- Do not change anything in one version without making the same change in the other. Ideally, just stay away from making any changes at all during the test period.
- Do not compare individual experiment campaign performance against its corresponding control campaign if you are running a portfolio test.
- Set up the CPA target based on historic values and not ambition: This is by far the most important best practice to follow if you want to give your experiment the best chance at success. Make sure you set up the CPA target equal to the actual CPA you’ve achieved during the past 2-4 week period. Once the bid strategy has achieved relative stability, you can slowly move from the current target CPA towards your desired target CPA by changing the tCPA by 10-15% every few days.

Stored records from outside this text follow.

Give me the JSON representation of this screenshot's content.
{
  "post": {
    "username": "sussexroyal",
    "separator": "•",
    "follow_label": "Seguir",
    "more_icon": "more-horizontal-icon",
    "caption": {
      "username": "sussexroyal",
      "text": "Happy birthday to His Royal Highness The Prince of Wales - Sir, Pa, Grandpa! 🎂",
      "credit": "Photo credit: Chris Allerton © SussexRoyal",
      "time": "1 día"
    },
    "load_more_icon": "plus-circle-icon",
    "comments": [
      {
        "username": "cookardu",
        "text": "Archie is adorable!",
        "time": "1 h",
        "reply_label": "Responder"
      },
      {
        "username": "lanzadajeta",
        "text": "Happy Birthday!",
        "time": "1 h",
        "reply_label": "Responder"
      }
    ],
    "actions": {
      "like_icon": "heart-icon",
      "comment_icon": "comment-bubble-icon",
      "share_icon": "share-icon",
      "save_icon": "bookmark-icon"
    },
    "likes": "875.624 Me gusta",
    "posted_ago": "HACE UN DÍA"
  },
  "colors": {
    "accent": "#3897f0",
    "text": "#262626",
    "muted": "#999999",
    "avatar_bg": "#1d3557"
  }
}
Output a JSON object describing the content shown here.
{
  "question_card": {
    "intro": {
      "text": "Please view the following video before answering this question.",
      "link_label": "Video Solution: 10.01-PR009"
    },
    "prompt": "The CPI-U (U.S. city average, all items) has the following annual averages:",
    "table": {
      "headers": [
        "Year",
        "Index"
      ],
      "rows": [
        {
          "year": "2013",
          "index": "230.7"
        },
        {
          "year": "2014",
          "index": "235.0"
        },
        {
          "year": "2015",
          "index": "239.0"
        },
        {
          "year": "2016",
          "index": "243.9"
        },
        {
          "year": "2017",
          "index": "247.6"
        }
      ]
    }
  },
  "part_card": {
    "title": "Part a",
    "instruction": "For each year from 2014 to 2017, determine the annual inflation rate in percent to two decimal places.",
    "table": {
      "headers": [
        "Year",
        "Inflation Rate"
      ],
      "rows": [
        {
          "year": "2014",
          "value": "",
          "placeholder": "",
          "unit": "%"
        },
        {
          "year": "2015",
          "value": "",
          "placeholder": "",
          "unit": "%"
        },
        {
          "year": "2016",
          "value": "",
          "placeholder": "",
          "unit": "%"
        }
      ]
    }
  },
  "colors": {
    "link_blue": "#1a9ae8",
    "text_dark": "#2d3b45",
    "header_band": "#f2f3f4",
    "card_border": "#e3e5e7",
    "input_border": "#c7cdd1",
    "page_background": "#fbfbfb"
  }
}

- Have a minimum test period of 3-4 weeks: As mentioned in tip #1, the greater the conversion volume, the sooner you can measure the bid strategy performance with high confidence. However, irrespective of the size of the test, we recommend running the test for at least 3-4 weeks. This gives the results higher fidelity and the bid strategy a genuine chance to learn and improve performance. You will notice that the first few days of the bid strategy are marked as “Learning.” We strongly recommend that you do not make any changes to the control or the experiment campaigns during the test as this would directly impact the bid strategy performance. Post learning period, we still advise to not make drastic changes to the campaigns or the business that the campaigns represent during the test period. This requires planning ahead of time and selecting the appropriate portfolio. Do not use portfolios that are already running other media/business tests or are expected to change during the test/learning period as this might muddle the results. Importantly, do not add/remove ad copies, keywords, etc. during the test period. Just leave it be and only make tCPA adjustments. Remember, the bid strategy is always learning (even after the learning period has ended) thanks to its machine learning algorithm. There have been instances when the bid strategy dramatically improved the performance 2-3 months after going live!
Scaling tCPA Strategy

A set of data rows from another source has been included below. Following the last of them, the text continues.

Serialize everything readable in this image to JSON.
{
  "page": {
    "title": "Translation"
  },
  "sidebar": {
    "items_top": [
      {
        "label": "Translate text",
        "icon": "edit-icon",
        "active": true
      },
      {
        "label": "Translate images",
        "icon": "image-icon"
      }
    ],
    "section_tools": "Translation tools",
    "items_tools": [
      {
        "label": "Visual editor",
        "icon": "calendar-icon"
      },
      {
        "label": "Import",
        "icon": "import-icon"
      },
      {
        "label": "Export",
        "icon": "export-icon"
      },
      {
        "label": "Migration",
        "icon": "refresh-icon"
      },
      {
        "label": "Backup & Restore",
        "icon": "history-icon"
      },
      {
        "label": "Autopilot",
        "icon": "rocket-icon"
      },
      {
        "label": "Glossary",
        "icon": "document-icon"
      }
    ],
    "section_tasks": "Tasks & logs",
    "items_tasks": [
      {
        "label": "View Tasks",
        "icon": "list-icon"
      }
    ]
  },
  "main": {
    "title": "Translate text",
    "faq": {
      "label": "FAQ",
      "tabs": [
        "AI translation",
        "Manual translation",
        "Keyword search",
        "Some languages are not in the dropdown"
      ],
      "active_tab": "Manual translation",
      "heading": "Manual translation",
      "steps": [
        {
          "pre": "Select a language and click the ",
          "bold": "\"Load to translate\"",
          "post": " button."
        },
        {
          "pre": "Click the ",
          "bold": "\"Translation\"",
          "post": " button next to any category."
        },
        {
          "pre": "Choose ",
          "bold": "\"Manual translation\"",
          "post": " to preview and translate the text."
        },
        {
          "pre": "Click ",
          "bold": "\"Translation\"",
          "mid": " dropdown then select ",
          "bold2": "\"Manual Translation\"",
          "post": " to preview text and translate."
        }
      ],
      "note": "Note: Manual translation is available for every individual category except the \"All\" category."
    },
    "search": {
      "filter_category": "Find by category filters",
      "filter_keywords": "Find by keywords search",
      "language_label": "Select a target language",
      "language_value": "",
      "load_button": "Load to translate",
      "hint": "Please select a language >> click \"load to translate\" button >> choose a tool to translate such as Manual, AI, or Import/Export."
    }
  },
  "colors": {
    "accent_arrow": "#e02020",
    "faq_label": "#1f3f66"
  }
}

Once you have run a successful test, it’s time to adopt tCPA across your entire account or MCC. A few things to keep in mind:
- Portfolio Selection: Assuming you are using a portfolio bid strategy, the first key decision to make is how you want to carve out your account into multiple portfolio strategies. As a rule of thumb, we recommend that you have a small number of large portfolios instead of a large number of small portfolios. Beyond this, the main influencer of this decision is your business objectives. If you have multiple products/services/business units with unique profitability/CPA goals (which you should), it is critical that each portfolio exhaustively and exclusively represent these products/services/business units and each portfolio tCPA reflects their respective goals. Conversely, if there are multiple products/services/business units but they have a common goal of achieving maximum profitability or a certain CPA, then this heterogenous group of campaigns can all be put together in a single portfolio.
- Pace of Scale: Depending on how fast you want to scale, you can adopt ~25% of your account spend every month over 3-4 months or you can adopt the whole account in one go. The latter is a good idea if your test was large enough for the results to be statistically significant.
- Goal Setting: Once again, it is critical that you set up the tCPA based on the actual CPA observed over the past 2-4 week for a given portfolio. Refer to tip #4 in the previous section for more details. Consider goal-setting and testing your desired CPA once your portfolio has achieved relative stability, typically within 1-2 months of testing.
Prioritize testing tCPA with these tips so you can reserve your time on other aspects of Google Ads (aside from bidding) and achieve greater results.